There's more bad news for the HTC One. A court in the Netherlands has ruled that the newest HTC flagship phone uses technology that's dependent on parts that were invented by Nokia and are manufactured exclusively for Nokia, the BBC reported April 23.
Consequently, STMicroelectronics, which sells the parts, won't be able to sell them to anyone but Nokia until March 1, 2014.
According to the report, HTC said that it will "immediately" begin looking for alternative parts.
"HTC has no license or authorization from Nokia to use these microphones or the Nokia technologies from which they have been developed," Nokia said in a statement.
It added that the injunction made by the court prevents STMicro from selling the special microphones anywhere, not just in the Netherlands.
"In its marketing materials, HTC claims that its HDR microphone is a key feature for the HTC One, but it is Nokia technology, developed exclusively for use in Nokia products," Nokia continued.
STMicro—which would see sales significantly diminished were it to sell the parts only to struggling Nokia and not HTC, which launched the One as a flagship device intended for 185 operators around the world—intends to appeal the ruling, it told the BBC in a statement.
It also intends to help HTC find an alternative solution.
HTC introduced the One in February, at a New York City event.
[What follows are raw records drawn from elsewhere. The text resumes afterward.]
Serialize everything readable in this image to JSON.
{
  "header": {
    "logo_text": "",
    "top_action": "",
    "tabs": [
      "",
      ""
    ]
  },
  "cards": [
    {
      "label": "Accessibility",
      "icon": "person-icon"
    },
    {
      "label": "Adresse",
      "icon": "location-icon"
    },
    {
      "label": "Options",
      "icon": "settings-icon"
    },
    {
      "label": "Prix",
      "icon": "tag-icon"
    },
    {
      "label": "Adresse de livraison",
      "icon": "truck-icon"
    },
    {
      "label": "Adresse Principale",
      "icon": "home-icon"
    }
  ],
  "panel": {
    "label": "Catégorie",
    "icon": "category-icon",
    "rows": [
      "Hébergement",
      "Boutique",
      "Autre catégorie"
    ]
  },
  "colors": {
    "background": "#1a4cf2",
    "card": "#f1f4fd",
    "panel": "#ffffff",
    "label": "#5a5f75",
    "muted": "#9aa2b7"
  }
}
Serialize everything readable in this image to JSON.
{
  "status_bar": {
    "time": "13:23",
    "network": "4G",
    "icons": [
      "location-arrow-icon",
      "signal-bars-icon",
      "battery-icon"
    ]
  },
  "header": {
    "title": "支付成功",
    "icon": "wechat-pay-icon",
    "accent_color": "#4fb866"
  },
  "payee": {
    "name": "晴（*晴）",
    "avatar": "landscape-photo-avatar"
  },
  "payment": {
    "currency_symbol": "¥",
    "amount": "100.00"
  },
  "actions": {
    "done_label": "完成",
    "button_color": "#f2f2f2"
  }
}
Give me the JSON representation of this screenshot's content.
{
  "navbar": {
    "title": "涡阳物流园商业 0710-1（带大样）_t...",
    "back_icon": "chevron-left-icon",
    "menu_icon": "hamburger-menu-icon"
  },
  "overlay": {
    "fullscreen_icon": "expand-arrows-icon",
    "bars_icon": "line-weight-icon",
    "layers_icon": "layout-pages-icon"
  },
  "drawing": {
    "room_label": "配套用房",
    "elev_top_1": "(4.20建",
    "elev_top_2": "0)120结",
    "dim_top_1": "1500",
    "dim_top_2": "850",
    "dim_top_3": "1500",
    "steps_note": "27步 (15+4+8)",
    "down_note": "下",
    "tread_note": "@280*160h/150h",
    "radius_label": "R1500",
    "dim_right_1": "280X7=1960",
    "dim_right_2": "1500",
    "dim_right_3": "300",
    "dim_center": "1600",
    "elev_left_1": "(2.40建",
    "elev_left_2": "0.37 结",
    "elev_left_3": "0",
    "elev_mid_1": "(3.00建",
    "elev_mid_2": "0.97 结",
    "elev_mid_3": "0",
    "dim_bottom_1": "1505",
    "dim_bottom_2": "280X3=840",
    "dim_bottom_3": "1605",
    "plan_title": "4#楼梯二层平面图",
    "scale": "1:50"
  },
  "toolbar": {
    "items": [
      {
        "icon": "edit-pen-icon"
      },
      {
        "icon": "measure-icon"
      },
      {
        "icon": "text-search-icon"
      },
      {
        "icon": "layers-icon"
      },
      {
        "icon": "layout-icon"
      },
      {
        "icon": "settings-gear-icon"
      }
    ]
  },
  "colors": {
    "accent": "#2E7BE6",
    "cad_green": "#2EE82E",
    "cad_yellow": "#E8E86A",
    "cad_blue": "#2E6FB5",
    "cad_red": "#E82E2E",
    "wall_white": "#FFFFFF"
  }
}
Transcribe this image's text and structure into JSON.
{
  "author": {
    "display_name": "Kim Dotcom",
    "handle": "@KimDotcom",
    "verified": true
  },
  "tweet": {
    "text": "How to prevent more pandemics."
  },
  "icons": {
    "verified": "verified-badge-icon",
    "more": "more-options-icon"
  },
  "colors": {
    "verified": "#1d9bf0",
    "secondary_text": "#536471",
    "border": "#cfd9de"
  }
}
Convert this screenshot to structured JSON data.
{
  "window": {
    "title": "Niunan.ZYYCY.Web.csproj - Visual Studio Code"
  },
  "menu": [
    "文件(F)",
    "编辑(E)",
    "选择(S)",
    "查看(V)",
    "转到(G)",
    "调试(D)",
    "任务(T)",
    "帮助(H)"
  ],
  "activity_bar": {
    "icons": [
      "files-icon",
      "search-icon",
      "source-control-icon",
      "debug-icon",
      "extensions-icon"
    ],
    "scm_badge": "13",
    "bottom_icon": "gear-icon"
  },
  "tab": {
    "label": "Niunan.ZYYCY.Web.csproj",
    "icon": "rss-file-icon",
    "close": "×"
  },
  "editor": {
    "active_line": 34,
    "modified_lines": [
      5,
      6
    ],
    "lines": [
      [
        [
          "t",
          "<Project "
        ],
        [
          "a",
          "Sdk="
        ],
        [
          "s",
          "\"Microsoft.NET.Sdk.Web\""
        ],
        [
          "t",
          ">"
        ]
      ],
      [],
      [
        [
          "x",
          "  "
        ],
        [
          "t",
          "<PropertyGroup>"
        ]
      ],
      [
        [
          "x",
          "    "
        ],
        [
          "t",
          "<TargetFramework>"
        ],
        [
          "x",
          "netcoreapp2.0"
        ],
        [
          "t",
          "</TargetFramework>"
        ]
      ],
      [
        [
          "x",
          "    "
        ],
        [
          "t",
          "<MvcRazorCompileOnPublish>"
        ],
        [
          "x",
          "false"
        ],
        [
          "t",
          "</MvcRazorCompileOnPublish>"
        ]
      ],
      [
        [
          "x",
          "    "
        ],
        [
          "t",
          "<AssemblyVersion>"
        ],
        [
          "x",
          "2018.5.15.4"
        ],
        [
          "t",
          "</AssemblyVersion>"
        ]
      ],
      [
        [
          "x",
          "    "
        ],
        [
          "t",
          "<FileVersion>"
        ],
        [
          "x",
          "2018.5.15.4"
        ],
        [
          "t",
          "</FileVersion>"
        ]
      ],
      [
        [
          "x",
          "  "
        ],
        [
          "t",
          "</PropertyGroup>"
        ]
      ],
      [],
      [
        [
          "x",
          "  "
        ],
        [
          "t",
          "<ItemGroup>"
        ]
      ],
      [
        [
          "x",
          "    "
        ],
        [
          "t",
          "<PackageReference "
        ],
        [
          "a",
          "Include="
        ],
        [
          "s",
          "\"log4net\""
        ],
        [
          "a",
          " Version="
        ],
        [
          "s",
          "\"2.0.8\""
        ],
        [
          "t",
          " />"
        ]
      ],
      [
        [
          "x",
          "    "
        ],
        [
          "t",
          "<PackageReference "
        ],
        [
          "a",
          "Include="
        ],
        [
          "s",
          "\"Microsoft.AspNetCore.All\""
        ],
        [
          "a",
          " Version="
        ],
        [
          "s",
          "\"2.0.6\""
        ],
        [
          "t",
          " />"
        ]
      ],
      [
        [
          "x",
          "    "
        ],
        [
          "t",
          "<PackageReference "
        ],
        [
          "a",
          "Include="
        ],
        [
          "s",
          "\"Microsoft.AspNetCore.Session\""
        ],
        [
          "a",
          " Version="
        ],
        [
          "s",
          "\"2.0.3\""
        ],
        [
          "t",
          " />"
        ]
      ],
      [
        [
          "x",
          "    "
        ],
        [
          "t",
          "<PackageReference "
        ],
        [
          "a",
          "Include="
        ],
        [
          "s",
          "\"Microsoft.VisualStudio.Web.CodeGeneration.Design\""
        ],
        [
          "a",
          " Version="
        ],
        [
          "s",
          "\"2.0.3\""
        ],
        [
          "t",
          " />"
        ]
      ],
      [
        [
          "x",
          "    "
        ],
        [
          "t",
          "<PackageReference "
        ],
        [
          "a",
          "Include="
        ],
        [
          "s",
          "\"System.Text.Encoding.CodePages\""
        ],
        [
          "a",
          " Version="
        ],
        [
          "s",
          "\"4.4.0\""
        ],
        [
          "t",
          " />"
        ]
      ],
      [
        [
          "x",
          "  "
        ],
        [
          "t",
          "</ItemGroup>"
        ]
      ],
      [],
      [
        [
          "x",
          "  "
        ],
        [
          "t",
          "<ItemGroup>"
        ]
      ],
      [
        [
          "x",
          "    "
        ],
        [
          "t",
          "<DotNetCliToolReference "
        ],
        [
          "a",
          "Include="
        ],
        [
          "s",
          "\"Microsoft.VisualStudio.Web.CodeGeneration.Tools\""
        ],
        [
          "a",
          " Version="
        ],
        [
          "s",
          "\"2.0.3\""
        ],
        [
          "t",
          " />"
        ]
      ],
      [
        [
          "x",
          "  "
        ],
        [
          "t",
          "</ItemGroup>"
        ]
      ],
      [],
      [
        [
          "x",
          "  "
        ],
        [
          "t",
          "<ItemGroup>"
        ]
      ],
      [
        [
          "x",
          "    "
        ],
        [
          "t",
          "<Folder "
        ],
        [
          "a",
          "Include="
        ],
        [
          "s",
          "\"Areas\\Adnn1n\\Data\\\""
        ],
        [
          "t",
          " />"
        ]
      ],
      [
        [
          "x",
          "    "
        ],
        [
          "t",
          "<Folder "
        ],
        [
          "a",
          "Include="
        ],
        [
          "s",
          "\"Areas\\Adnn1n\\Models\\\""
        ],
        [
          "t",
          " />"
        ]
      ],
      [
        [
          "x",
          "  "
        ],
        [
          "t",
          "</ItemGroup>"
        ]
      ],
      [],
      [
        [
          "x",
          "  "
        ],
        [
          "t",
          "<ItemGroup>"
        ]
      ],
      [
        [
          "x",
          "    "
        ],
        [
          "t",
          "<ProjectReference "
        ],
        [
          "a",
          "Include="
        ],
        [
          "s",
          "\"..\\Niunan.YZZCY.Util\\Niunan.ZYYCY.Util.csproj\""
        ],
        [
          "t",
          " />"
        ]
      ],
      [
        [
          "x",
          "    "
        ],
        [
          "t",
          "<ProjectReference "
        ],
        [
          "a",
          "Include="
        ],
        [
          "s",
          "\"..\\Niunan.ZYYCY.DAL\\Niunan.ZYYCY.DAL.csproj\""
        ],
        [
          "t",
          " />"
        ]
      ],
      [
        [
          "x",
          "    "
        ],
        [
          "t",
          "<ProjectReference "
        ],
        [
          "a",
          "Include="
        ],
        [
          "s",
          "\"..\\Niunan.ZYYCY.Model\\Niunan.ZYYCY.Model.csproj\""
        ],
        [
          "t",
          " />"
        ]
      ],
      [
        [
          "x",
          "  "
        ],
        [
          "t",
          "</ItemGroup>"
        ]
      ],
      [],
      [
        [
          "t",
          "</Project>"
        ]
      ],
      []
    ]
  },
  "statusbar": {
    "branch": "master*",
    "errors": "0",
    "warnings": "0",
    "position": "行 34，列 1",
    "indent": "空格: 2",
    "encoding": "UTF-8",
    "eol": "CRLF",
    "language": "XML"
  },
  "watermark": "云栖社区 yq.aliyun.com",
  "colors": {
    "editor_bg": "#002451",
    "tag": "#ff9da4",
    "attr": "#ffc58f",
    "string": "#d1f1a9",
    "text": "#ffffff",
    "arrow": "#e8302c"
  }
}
While it planned a tremendous launch to more than 80 global regions, it quickly ran into a supply-side problem, after the One's unique camera proved trickier and more time-consuming to produce than expected.
While its fiscal 2013 should have marked a turnaround for the phone maker, HTC instead posted its lowest profits since it began reporting them in 2004.
In an April 14 research note, according to TechWorld, J.P. Morgan Securities analyst Alvin Kwock told investors that HTC's supply issues had been addressed, and the firm expects HTC One shipments to rise from March's 300,000 units, to 1.2 million units in April and 2 million units in May.
On April 19 the One became available through AT&T, Sprint, Best Buy, Radio Shack, Walmart, Target, Amazon, Costco, Car Toys, Sam's Club, HSN.com and the HTC Website.
T-Mobile also began offering the One online that day, and will have it in stores April 24.
Cincinnati Bell will also offer the One in the United States. In Canada, Rogers, Bell, Telus and Virgin Mobile have all agreed to back it.
"A new, exciting approach to the smartphone is needed, and with the new HTC One, we have re-imagined the mobile experience from the ground up to reflect this new reality," HTC CEO Peter Chou said in a Feb. 19 statement, introducing the One.
In its statement, Nokia said that the case was just the latest effort to end HTC's "unauthorized use of Nokia's inventions."
It continued, "More than 40 Nokia patents have been asserted against HTC in Germany, the U.S. and the U.K. ... Once again, Nokia calls on HTC to compete using its own innovations and to stop copying from Nokia."